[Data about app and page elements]
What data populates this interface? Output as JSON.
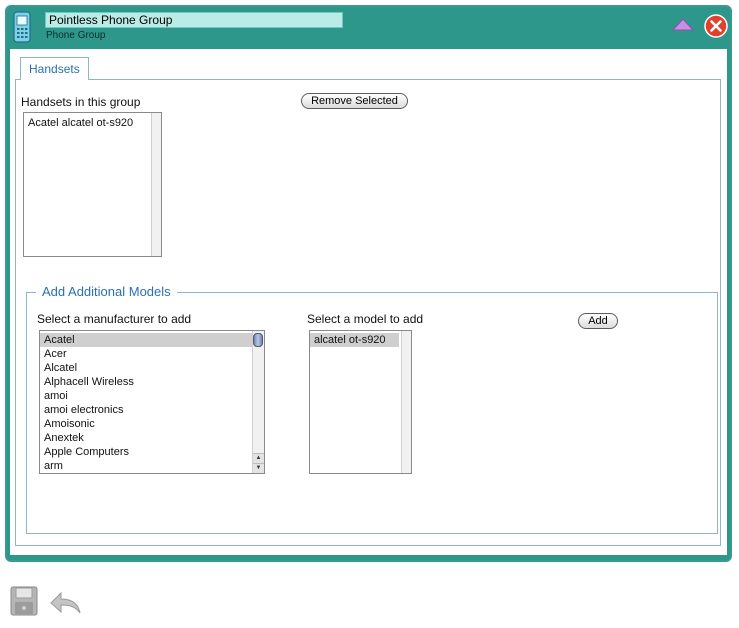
{
  "header": {
    "title_value": "Pointless Phone Group",
    "subtitle": "Phone Group",
    "icons": {
      "app": "mobile-phone-icon",
      "collapse": "triangle-up-icon",
      "close": "close-x-icon"
    }
  },
  "tabs": [
    {
      "label": "Handsets",
      "active": true
    }
  ],
  "handsets": {
    "list_label": "Handsets in this group",
    "items": [
      "Acatel alcatel ot-s920"
    ],
    "remove_label": "Remove Selected"
  },
  "add_models": {
    "legend": "Add Additional Models",
    "manufacturer_label": "Select a manufacturer to add",
    "manufacturers": [
      "Acatel",
      "Acer",
      "Alcatel",
      "Alphacell Wireless",
      "amoi",
      "amoi electronics",
      "Amoisonic",
      "Anextek",
      "Apple Computers",
      "arm"
    ],
    "selected_manufacturer": "Acatel",
    "model_label": "Select a model to add",
    "models": [
      "alcatel ot-s920"
    ],
    "selected_model": "alcatel ot-s920",
    "add_label": "Add"
  },
  "footer": {
    "icons": [
      "save-disk-icon",
      "undo-arrow-icon"
    ]
  },
  "colors": {
    "titlebar": "#2e978c",
    "accent_text": "#2a6fb5",
    "selection": "#cfcfcf"
  }
}
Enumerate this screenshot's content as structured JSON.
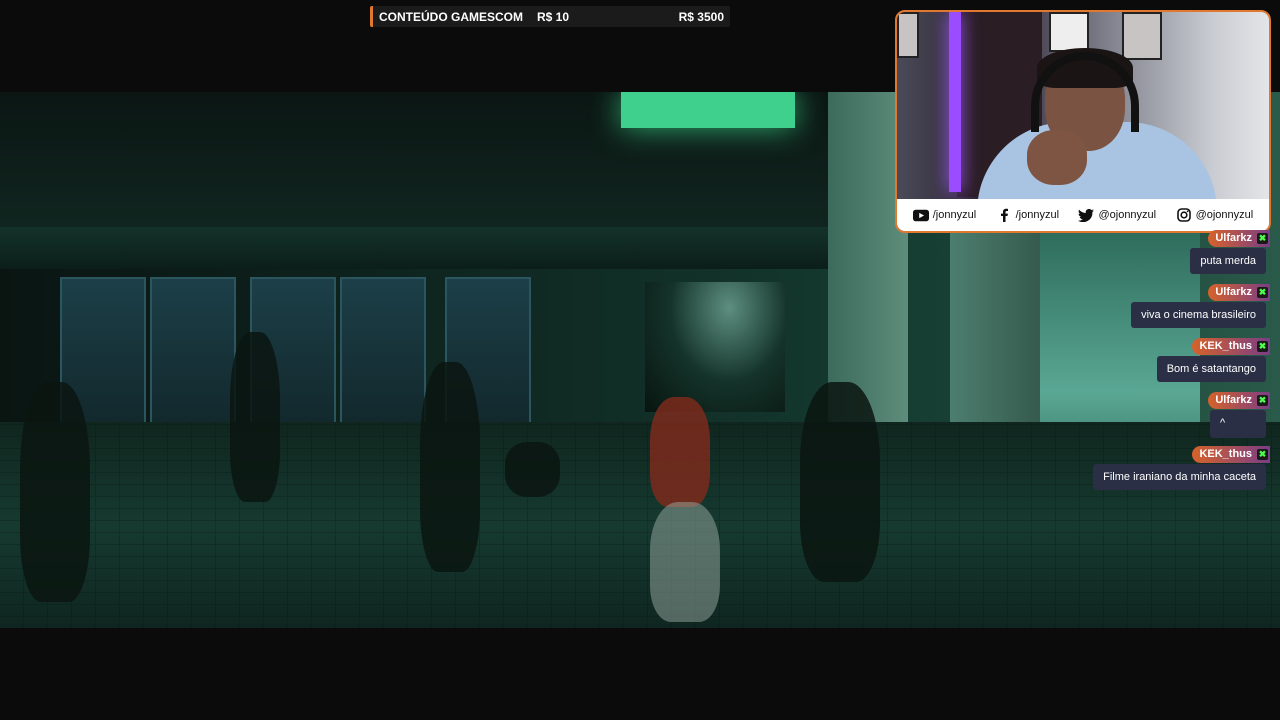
{
  "goal": {
    "title": "CONTEÚDO GAMESCOM",
    "current": "R$ 10",
    "target": "R$ 3500"
  },
  "video": {
    "kind": "movie-frame"
  },
  "webcam": {
    "socials": [
      {
        "icon": "youtube-icon",
        "handle": "/jonnyzul"
      },
      {
        "icon": "facebook-icon",
        "handle": "/jonnyzul"
      },
      {
        "icon": "twitter-icon",
        "handle": "@ojonnyzul"
      },
      {
        "icon": "instagram-icon",
        "handle": "@ojonnyzul"
      }
    ]
  },
  "chat": {
    "badge_glyph": "✖",
    "messages": [
      {
        "user": "Ulfarkz",
        "text": "puta merda"
      },
      {
        "user": "Ulfarkz",
        "text": "viva o cinema brasileiro"
      },
      {
        "user": "KEK_thus",
        "text": "Bom é satantango"
      },
      {
        "user": "Ulfarkz",
        "text": "^"
      },
      {
        "user": "KEK_thus",
        "text": "Filme iraniano da minha caceta"
      }
    ]
  },
  "colors": {
    "accent": "#e0782f",
    "chat_bubble": "#2a2f45",
    "name_gradient_start": "#d5622a",
    "name_gradient_end": "#7a3d86",
    "badge_green": "#4cff4c"
  }
}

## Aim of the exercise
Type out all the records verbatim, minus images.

## Problem solution
What data populates this interface? Output as JSON.
{
  "header": {
    "title_value": "Pointless Phone Group",
    "subtitle": "Phone Group",
    "icons": {
      "app": "mobile-phone-icon",
      "collapse": "triangle-up-icon",
      "close": "close-x-icon"
    }
  },
  "tabs": [
    {
      "label": "Handsets",
      "active": true
    }
  ],
  "handsets": {
    "list_label": "Handsets in this group",
    "items": [
      "Acatel alcatel ot-s920"
    ],
    "remove_label": "Remove Selected"
  },
  "add_models": {
    "legend": "Add Additional Models",
    "manufacturer_label": "Select a manufacturer to add",
    "manufacturers": [
      "Acatel",
      "Acer",
      "Alcatel",
      "Alphacell Wireless",
      "amoi",
      "amoi electronics",
      "Amoisonic",
      "Anextek",
      "Apple Computers",
      "arm"
    ],
    "selected_manufacturer": "Acatel",
    "model_label": "Select a model to add",
    "models": [
      "alcatel ot-s920"
    ],
    "selected_model": "alcatel ot-s920",
    "add_label": "Add"
  },
  "footer": {
    "icons": [
      "save-disk-icon",
      "undo-arrow-icon"
    ]
  },
  "colors": {
    "titlebar": "#2e978c",
    "accent_text": "#2a6fb5",
    "selection": "#cfcfcf"
  }
}
Enumerate this screenshot's content as structured JSON.
{
  "goal": {
    "title": "CONTEÚDO GAMESCOM",
    "current": "R$ 10",
    "target": "R$ 3500"
  },
  "video": {
    "kind": "movie-frame"
  },
  "webcam": {
    "socials": [
      {
        "icon": "youtube-icon",
        "handle": "/jonnyzul"
      },
      {
        "icon": "facebook-icon",
        "handle": "/jonnyzul"
      },
      {
        "icon": "twitter-icon",
        "handle": "@ojonnyzul"
      },
      {
        "icon": "instagram-icon",
        "handle": "@ojonnyzul"
      }
    ]
  },
  "chat": {
    "badge_glyph": "✖",
    "messages": [
      {
        "user": "Ulfarkz",
        "text": "puta merda"
      },
      {
        "user": "Ulfarkz",
        "text": "viva o cinema brasileiro"
      },
      {
        "user": "KEK_thus",
        "text": "Bom é satantango"
      },
      {
        "user": "Ulfarkz",
        "text": "^"
      },
      {
        "user": "KEK_thus",
        "text": "Filme iraniano da minha caceta"
      }
    ]
  },
  "colors": {
    "accent": "#e0782f",
    "chat_bubble": "#2a2f45",
    "name_gradient_start": "#d5622a",
    "name_gradient_end": "#7a3d86",
    "badge_green": "#4cff4c"
  }
}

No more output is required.